Credit Acceptance fuels more auto ABS
Credit Acceptance Corp. (CAC) is pursuing its third senior-subordinate auto-loan securitization of 2020, providing investors with bonds backed by risky collateral as well as a long and successful track record issuing asset-backed securities (ABS).
The $563 million transaction is split into three tranches, similar to its second 2020 transaction completed in July for $482 million.
Moody’s Investors Service notes the deal’s credit enhancement, at 44.45% for the class A notes, 29.85% for the Class B notes, and 21.61% for the Class C notes.
“The credit enhancement available to the transaction allows for a significant drop in collections relative to forecast collections (that is, high losses) before each class of notes experiences a loss,” Moody’s says.
Nevertheless, the deal carries risks. Its initial pool of loans has a deep-subprime weighted average FICO score of 549. Consumers with low credit scores tend to experience greater financial hardship during economic downturns, and recent news reports suggest there’s little likelihood of additional federal stimulus before the election.
Loan performance of auto ABS will weaken due to the unprecedented spike in the unemployment rate, Moody’s says, limiting borrowers’ income and ability to service debt. It adds that lower demand and prices for used vehicles will reduce recoveries on defaulted auto loans, and borrower assistance programs to affected borrowers, such as extensions, may adversely impact scheduled cash flows to bondholders.
“As a result, the degree of uncertainty around our forecasts is unusually high,” the presales report says. It notes further that, “Our expected loss of 30% for the principal balance of the pool's retail installment contracts is based, in part, on the credit quality of the obligors and is among the highest expected loss for the auto loan- backed securitizations we currently rate.”
The rating agency also notes the deal’s 24-month revolving period, in which the issuer can use available funds to purchase additional loans, that increases the variability of the pool performance.
“Therefore, there is increased risk that collateral quality will deteriorate as the transaction revolves and adds new collateral,” Moody’s says, noting structural features that mitigate that risk including early amortization triggers.

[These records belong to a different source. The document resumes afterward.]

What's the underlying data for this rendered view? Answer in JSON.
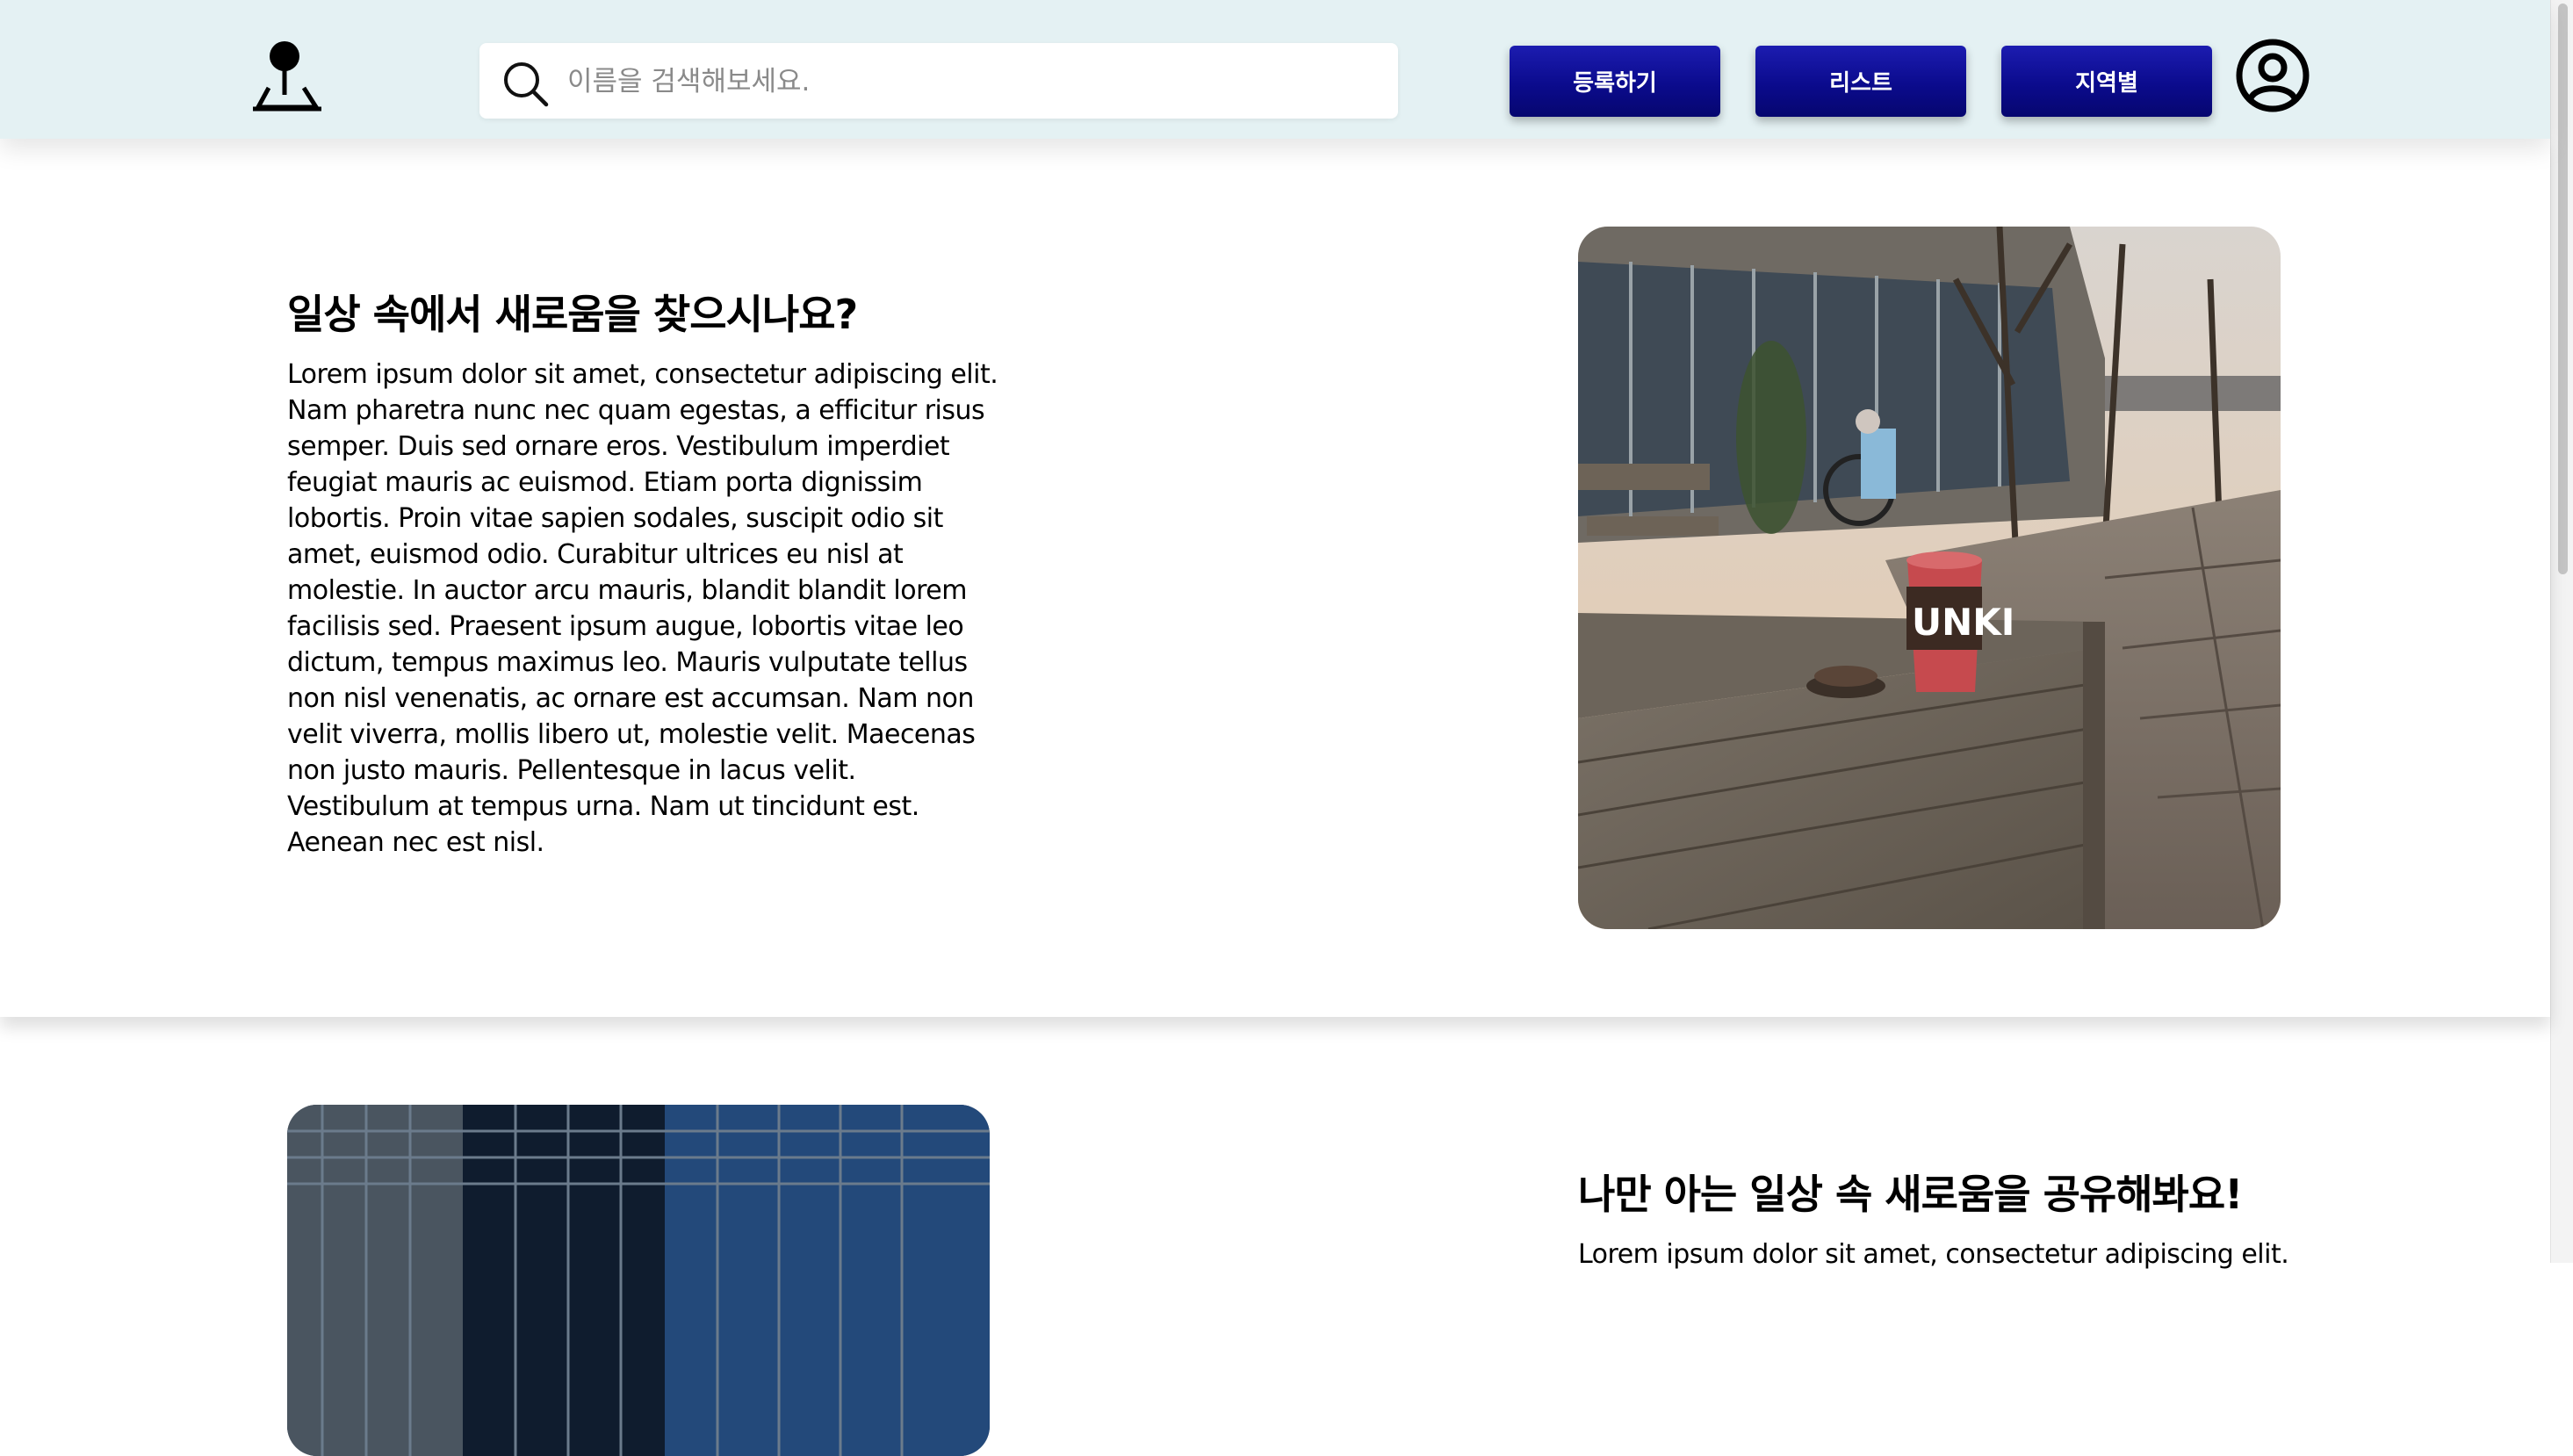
{
  "header": {
    "logo_icon": "map-pin-icon",
    "search": {
      "placeholder": "이름을 검색해보세요.",
      "value": "",
      "icon": "search-icon"
    },
    "nav": {
      "register_label": "등록하기",
      "list_label": "리스트",
      "region_label": "지역별"
    },
    "profile_icon": "user-circle-icon",
    "accent_color": "#0b0b8d",
    "background_color": "#e4f1f3"
  },
  "sections": [
    {
      "title": "일상 속에서 새로움을 찾으시나요?",
      "body": "Lorem ipsum dolor sit amet, consectetur adipiscing elit. Nam pharetra nunc nec quam egestas, a efficitur risus semper. Duis sed ornare eros. Vestibulum imperdiet feugiat mauris ac euismod. Etiam porta dignissim lobortis. Proin vitae sapien sodales, suscipit odio sit amet, euismod odio. Curabitur ultrices eu nisl at molestie. In auctor arcu mauris, blandit blandit lorem facilisis sed. Praesent ipsum augue, lobortis vitae leo dictum, tempus maximus leo. Mauris vulputate tellus non nisl venenatis, ac ornare est accumsan. Nam non velit viverra, mollis libero ut, molestie velit. Maecenas non justo mauris. Pellentesque in lacus velit. Vestibulum at tempus urna. Nam ut tincidunt est. Aenean nec est nisl.",
      "image_cup_text": "UNKI"
    },
    {
      "title": "나만 아는 일상 속 새로움을 공유해봐요!",
      "body": "Lorem ipsum dolor sit amet, consectetur adipiscing elit."
    }
  ]
}
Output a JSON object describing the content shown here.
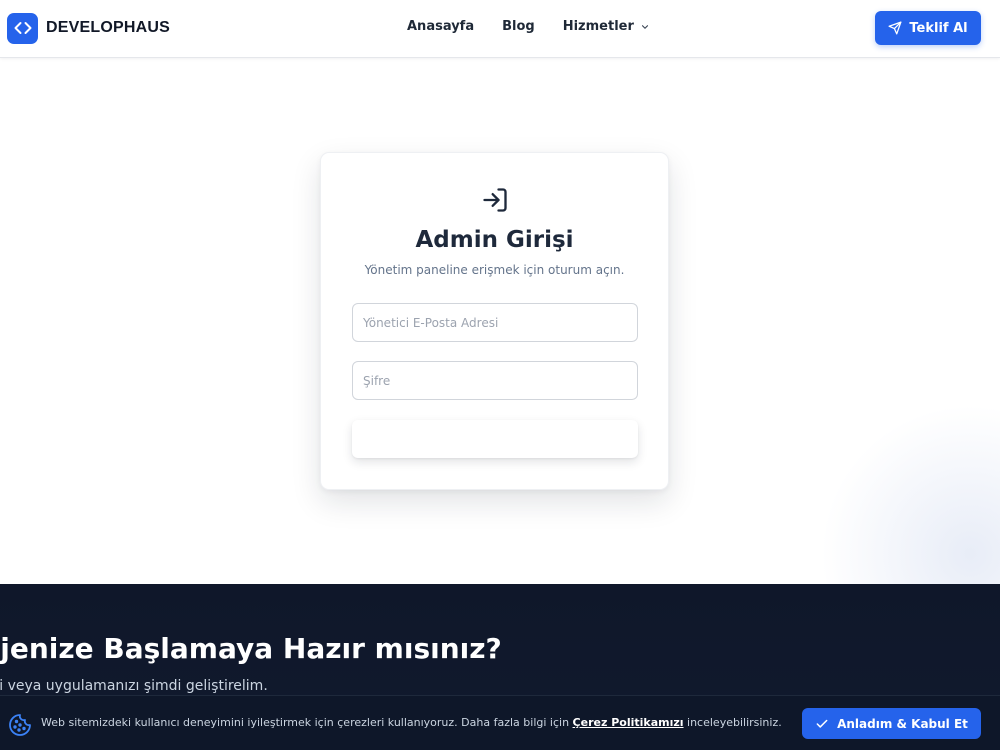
{
  "header": {
    "brand_name": "DEVELOPHAUS",
    "nav": [
      {
        "label": "Anasayfa"
      },
      {
        "label": "Blog"
      },
      {
        "label": "Hizmetler"
      }
    ],
    "cta_label": "Teklif Al"
  },
  "login": {
    "title": "Admin Girişi",
    "subtitle": "Yönetim paneline erişmek için oturum açın.",
    "email_placeholder": "Yönetici E-Posta Adresi",
    "email_value": "",
    "password_placeholder": "Şifre",
    "password_value": "",
    "submit_label": ""
  },
  "cta_section": {
    "title": "ojenize Başlamaya Hazır mısınız?",
    "subtitle": "izi veya uygulamanızı şimdi geliştirelim."
  },
  "cookie": {
    "text_before": "Web sitemizdeki kullanıcı deneyimini iyileştirmek için çerezleri kullanıyoruz. Daha fazla bilgi için ",
    "link_label": "Çerez Politikamızı",
    "text_after": " inceleyebilirsiniz.",
    "accept_label": "Anladım & Kabul Et"
  },
  "icons": {
    "brand": "code-icon",
    "cta": "send-icon",
    "dropdown": "chevron-down-icon",
    "login": "login-icon",
    "cookie": "cookie-icon",
    "accept": "check-icon"
  },
  "colors": {
    "accent": "#2563eb",
    "dark_section": "#0f172a",
    "text_primary": "#1e293b",
    "text_muted": "#64748b"
  }
}
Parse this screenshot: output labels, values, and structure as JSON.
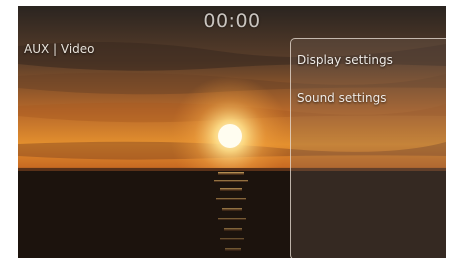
{
  "status_bar": {
    "clock": "00:00"
  },
  "source": {
    "label": "AUX | Video"
  },
  "menu": {
    "items": [
      {
        "label": "Display settings"
      },
      {
        "label": "Sound settings"
      }
    ]
  },
  "background": {
    "description_icon": "sunset-video-frame",
    "colors": {
      "sky_top": "#2a1c14",
      "sky_glow": "#d9802a",
      "sun": "#fff4c8",
      "sea": "#1b1410"
    }
  }
}
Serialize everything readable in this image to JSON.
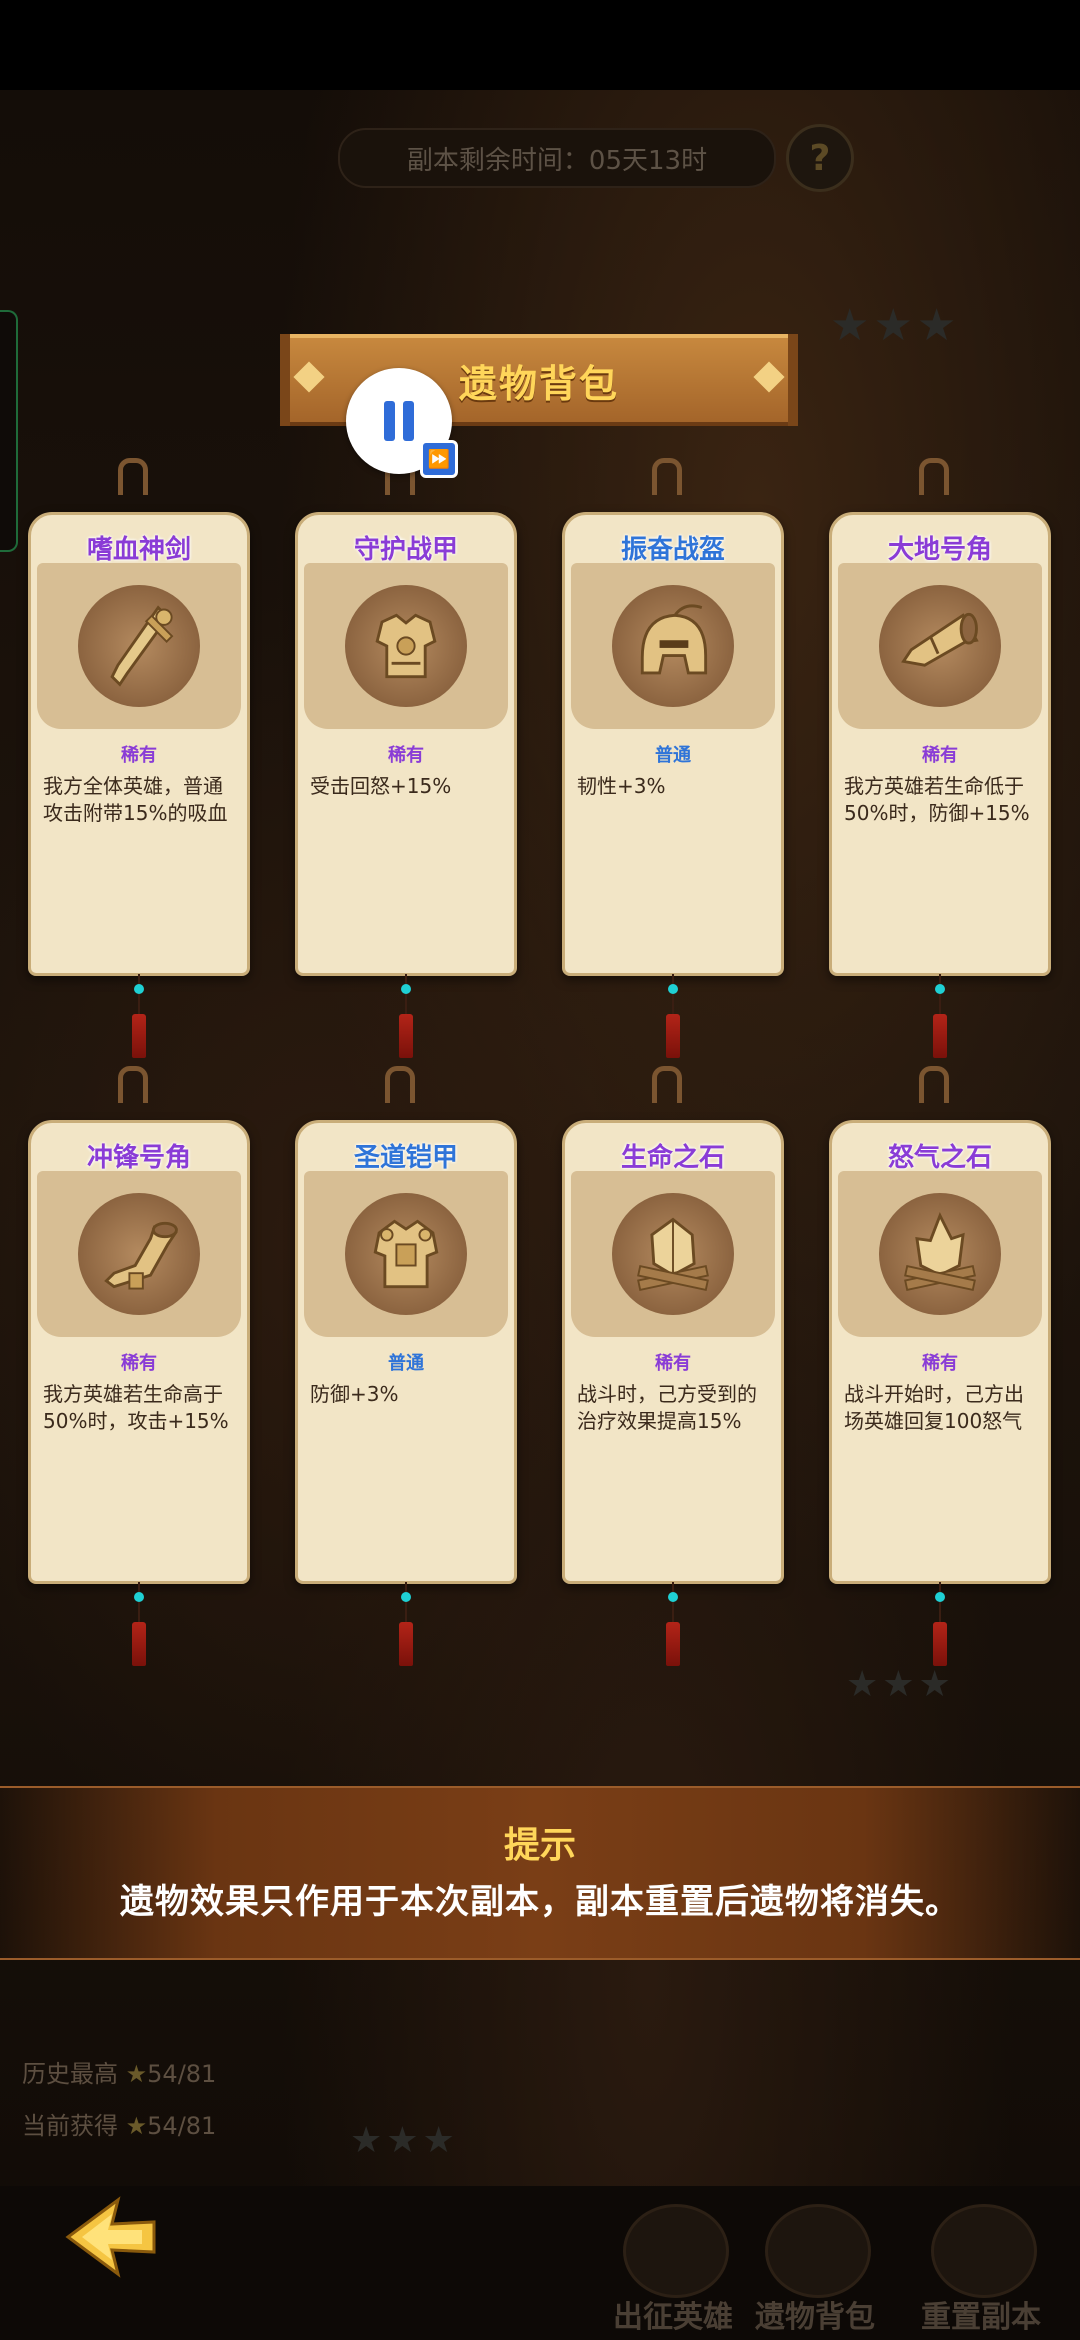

The current deal with be CAC’s 30th securitization, and Moody’s says that the company’s strengths include a proven risk-mitigating loan origination program, and a track record of accurately forecasting collections. Nevertheless, it recently disclosed receiving subpoenas from the New Jersey and Maryland attorneys general regarding its originations and collections practices, and the Massachusetts attorney general also filed a suit in the third quarter alleging unfair and deceptive trade practices in subprime lending.
In CAC’s July ABS deal, the Class A notes priced at swaps plus 115 basis points, while the Class B notes priced at 170, and the Class C at 250.